In this project we want to develop static and dynamic analysis techniques for declarative MTL code, in order to automatically select the most efficient programming model for a given transformation. Moreover, within a transformation it may be possible to identify sub-computations that are more efficiently distributed using a different programming model w.r.t. the rest of the transformation. Hence, we want to be able to automatically decompose the transformation (e.g., through graph partitioning techniques) and independently select a programming model for each one of the sub-transformations according to some static or dynamic constraints. Such an approach will require an orchestration mechanism among different transformation engines with synchronization points based on recent research on model coordinatio, and sharing of intermediate data. The final orchestrator will also be able to integrate natively distributed transformation engines like the one developed in ESR13. Such an orchestrator could also take advantage of component models to statically or dynamically create an assembly (i.e., a composition) of a set of sub-transformations. Finally, such a set of sub-transformation using heterogeneous programming models should be easy to deploy onto the underlying distributed infrastructure. Component models could also help in this task.
The first project contribution will be a metamodelisation of the space of distributed programming models, i.e. a unified representation of the existing programming models within the same formalism. Afterwards the project will propose a set of formal mappings between the class of relational MTLs (i.e., languages like QVT, ATL, ETL) and several programming models, in the form of higher-order transformations. In a second phase, given a transformation and set of programming models, the project will provide cost models to predict the performance of that transformation on each programming model.
Finally, a decomposition mechanism for transformation will be defined, in order to minimize the cost of the global execution.

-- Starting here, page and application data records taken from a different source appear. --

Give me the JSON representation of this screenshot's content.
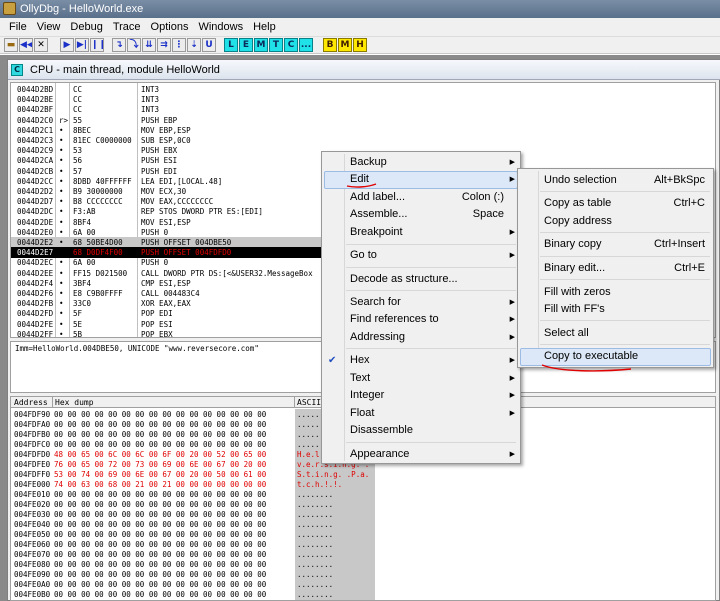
{
  "window": {
    "title": "OllyDbg - HelloWorld.exe"
  },
  "menubar": [
    "File",
    "View",
    "Debug",
    "Trace",
    "Options",
    "Windows",
    "Help"
  ],
  "toolbar": {
    "letters": [
      "L",
      "E",
      "M",
      "T",
      "C",
      "...",
      "B",
      "M",
      "H"
    ]
  },
  "cpu_window": {
    "title": "CPU - main thread, module HelloWorld"
  },
  "disasm": {
    "rows": [
      {
        "addr": "0044D2BD",
        "mark": "",
        "hex": "CC",
        "cmd": "INT3"
      },
      {
        "addr": "0044D2BE",
        "mark": "",
        "hex": "CC",
        "cmd": "INT3"
      },
      {
        "addr": "0044D2BF",
        "mark": "",
        "hex": "CC",
        "cmd": "INT3"
      },
      {
        "addr": "0044D2C0",
        "mark": "r>",
        "hex": "55",
        "cmd": "PUSH EBP"
      },
      {
        "addr": "0044D2C1",
        "mark": "•",
        "hex": "8BEC",
        "cmd": "MOV EBP,ESP"
      },
      {
        "addr": "0044D2C3",
        "mark": "•",
        "hex": "81EC C0000000",
        "cmd": "SUB ESP,0C0"
      },
      {
        "addr": "0044D2C9",
        "mark": "•",
        "hex": "53",
        "cmd": "PUSH EBX"
      },
      {
        "addr": "0044D2CA",
        "mark": "•",
        "hex": "56",
        "cmd": "PUSH ESI"
      },
      {
        "addr": "0044D2CB",
        "mark": "•",
        "hex": "57",
        "cmd": "PUSH EDI"
      },
      {
        "addr": "0044D2CC",
        "mark": "•",
        "hex": "8DBD 40FFFFFF",
        "cmd": "LEA EDI,[LOCAL.48]"
      },
      {
        "addr": "0044D2D2",
        "mark": "•",
        "hex": "B9 30000000",
        "cmd": "MOV ECX,30"
      },
      {
        "addr": "0044D2D7",
        "mark": "•",
        "hex": "B8 CCCCCCCC",
        "cmd": "MOV EAX,CCCCCCCC"
      },
      {
        "addr": "0044D2DC",
        "mark": "•",
        "hex": "F3:AB",
        "cmd": "REP STOS DWORD PTR ES:[EDI]"
      },
      {
        "addr": "0044D2DE",
        "mark": "•",
        "hex": "8BF4",
        "cmd": "MOV ESI,ESP"
      },
      {
        "addr": "0044D2E0",
        "mark": "•",
        "hex": "6A 00",
        "cmd": "PUSH 0"
      },
      {
        "addr": "0044D2E2",
        "mark": "•",
        "hex": "68 50BE4D00",
        "cmd": "PUSH OFFSET 004DBE50"
      },
      {
        "addr": "0044D2E7",
        "mark": "•",
        "hex": "68 D0DF4F00",
        "cmd": "PUSH OFFSET 004FDFD0"
      },
      {
        "addr": "0044D2EC",
        "mark": "•",
        "hex": "6A 00",
        "cmd": "PUSH 0"
      },
      {
        "addr": "0044D2EE",
        "mark": "•",
        "hex": "FF15 D021500",
        "cmd": "CALL DWORD PTR DS:[<&USER32.MessageBox"
      },
      {
        "addr": "0044D2F4",
        "mark": "•",
        "hex": "3BF4",
        "cmd": "CMP ESI,ESP"
      },
      {
        "addr": "0044D2F6",
        "mark": "•",
        "hex": "E8 C9B0FFFF",
        "cmd": "CALL 004483C4"
      },
      {
        "addr": "0044D2FB",
        "mark": "•",
        "hex": "33C0",
        "cmd": "XOR EAX,EAX"
      },
      {
        "addr": "0044D2FD",
        "mark": "•",
        "hex": "5F",
        "cmd": "POP EDI"
      },
      {
        "addr": "0044D2FE",
        "mark": "•",
        "hex": "5E",
        "cmd": "POP ESI"
      },
      {
        "addr": "0044D2FF",
        "mark": "•",
        "hex": "5B",
        "cmd": "POP EBX"
      }
    ]
  },
  "info": {
    "text": "Imm=HelloWorld.004DBE50, UNICODE \"www.reversecore.com\""
  },
  "dump": {
    "headers": {
      "address": "Address",
      "hex": "Hex dump",
      "ascii": "ASCII"
    },
    "rows": [
      {
        "addr": "004FDF90",
        "hex": "00 00 00 00 00 00 00 00 00 00 00 00 00 00 00 00",
        "ascii": "........",
        "red": false
      },
      {
        "addr": "004FDFA0",
        "hex": "00 00 00 00 00 00 00 00 00 00 00 00 00 00 00 00",
        "ascii": "........",
        "red": false
      },
      {
        "addr": "004FDFB0",
        "hex": "00 00 00 00 00 00 00 00 00 00 00 00 00 00 00 00",
        "ascii": "........",
        "red": false
      },
      {
        "addr": "004FDFC0",
        "hex": "00 00 00 00 00 00 00 00 00 00 00 00 00 00 00 00",
        "ascii": "........",
        "red": false
      },
      {
        "addr": "004FDFD0",
        "hex": "48 00 65 00 6C 00 6C 00 6F 00 20 00 52 00 65 00",
        "ascii": "H.e.l.l.o. .R.e.",
        "red": true
      },
      {
        "addr": "004FDFE0",
        "hex": "76 00 65 00 72 00 73 00 69 00 6E 00 67 00 20 00",
        "ascii": "v.e.r.s.i.n.g. .",
        "red": true
      },
      {
        "addr": "004FDFF0",
        "hex": "53 00 74 00 69 00 6E 00 67 00 20 00 50 00 61 00",
        "ascii": "S.t.i.n.g. .P.a.",
        "red": true
      },
      {
        "addr": "004FE000",
        "hex": "74 00 63 00 68 00 21 00 21 00 00 00 00 00 00 00",
        "ascii": "t.c.h.!.!.",
        "red": true
      },
      {
        "addr": "004FE010",
        "hex": "00 00 00 00 00 00 00 00 00 00 00 00 00 00 00 00",
        "ascii": "........",
        "red": false
      },
      {
        "addr": "004FE020",
        "hex": "00 00 00 00 00 00 00 00 00 00 00 00 00 00 00 00",
        "ascii": "........",
        "red": false
      },
      {
        "addr": "004FE030",
        "hex": "00 00 00 00 00 00 00 00 00 00 00 00 00 00 00 00",
        "ascii": "........",
        "red": false
      },
      {
        "addr": "004FE040",
        "hex": "00 00 00 00 00 00 00 00 00 00 00 00 00 00 00 00",
        "ascii": "........",
        "red": false
      },
      {
        "addr": "004FE050",
        "hex": "00 00 00 00 00 00 00 00 00 00 00 00 00 00 00 00",
        "ascii": "........",
        "red": false
      },
      {
        "addr": "004FE060",
        "hex": "00 00 00 00 00 00 00 00 00 00 00 00 00 00 00 00",
        "ascii": "........",
        "red": false
      },
      {
        "addr": "004FE070",
        "hex": "00 00 00 00 00 00 00 00 00 00 00 00 00 00 00 00",
        "ascii": "........",
        "red": false
      },
      {
        "addr": "004FE080",
        "hex": "00 00 00 00 00 00 00 00 00 00 00 00 00 00 00 00",
        "ascii": "........",
        "red": false
      },
      {
        "addr": "004FE090",
        "hex": "00 00 00 00 00 00 00 00 00 00 00 00 00 00 00 00",
        "ascii": "........",
        "red": false
      },
      {
        "addr": "004FE0A0",
        "hex": "00 00 00 00 00 00 00 00 00 00 00 00 00 00 00 00",
        "ascii": "........",
        "red": false
      },
      {
        "addr": "004FE0B0",
        "hex": "00 00 00 00 00 00 00 00 00 00 00 00 00 00 00 00",
        "ascii": "........",
        "red": false
      }
    ]
  },
  "context_menu": {
    "items": [
      {
        "label": "Backup",
        "shortcut": "",
        "submenu": true,
        "checked": false
      },
      {
        "label": "Edit",
        "shortcut": "",
        "submenu": true,
        "checked": false
      },
      {
        "label": "Add label...",
        "shortcut": "Colon (:)",
        "submenu": false,
        "checked": false
      },
      {
        "label": "Assemble...",
        "shortcut": "Space",
        "submenu": false,
        "checked": false
      },
      {
        "label": "Breakpoint",
        "shortcut": "",
        "submenu": true,
        "checked": false
      },
      {
        "label": "Go to",
        "shortcut": "",
        "submenu": true,
        "checked": false
      },
      {
        "label": "Decode as structure...",
        "shortcut": "",
        "submenu": false,
        "checked": false
      },
      {
        "label": "Search for",
        "shortcut": "",
        "submenu": true,
        "checked": false
      },
      {
        "label": "Find references to",
        "shortcut": "",
        "submenu": true,
        "checked": false
      },
      {
        "label": "Addressing",
        "shortcut": "",
        "submenu": true,
        "checked": false
      },
      {
        "label": "Hex",
        "shortcut": "",
        "submenu": true,
        "checked": true
      },
      {
        "label": "Text",
        "shortcut": "",
        "submenu": true,
        "checked": false
      },
      {
        "label": "Integer",
        "shortcut": "",
        "submenu": true,
        "checked": false
      },
      {
        "label": "Float",
        "shortcut": "",
        "submenu": true,
        "checked": false
      },
      {
        "label": "Disassemble",
        "shortcut": "",
        "submenu": false,
        "checked": false
      },
      {
        "label": "Appearance",
        "shortcut": "",
        "submenu": true,
        "checked": false
      }
    ]
  },
  "edit_submenu": {
    "items": [
      {
        "label": "Undo selection",
        "shortcut": "Alt+BkSpc"
      },
      {
        "label": "Copy as table",
        "shortcut": "Ctrl+C"
      },
      {
        "label": "Copy address",
        "shortcut": ""
      },
      {
        "label": "Binary copy",
        "shortcut": "Ctrl+Insert"
      },
      {
        "label": "Binary edit...",
        "shortcut": "Ctrl+E"
      },
      {
        "label": "Fill with zeros",
        "shortcut": ""
      },
      {
        "label": "Fill with FF's",
        "shortcut": ""
      },
      {
        "label": "Select all",
        "shortcut": ""
      },
      {
        "label": "Copy to executable",
        "shortcut": ""
      }
    ]
  },
  "colors": {
    "annotation_red": "#e00000",
    "highlight": "#dce8f8",
    "check": "#2050c0"
  }
}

The project will produce a concrete component for the Lowcomotive platform, in the form of an orchestrator for model transformations over a set of distributed engines.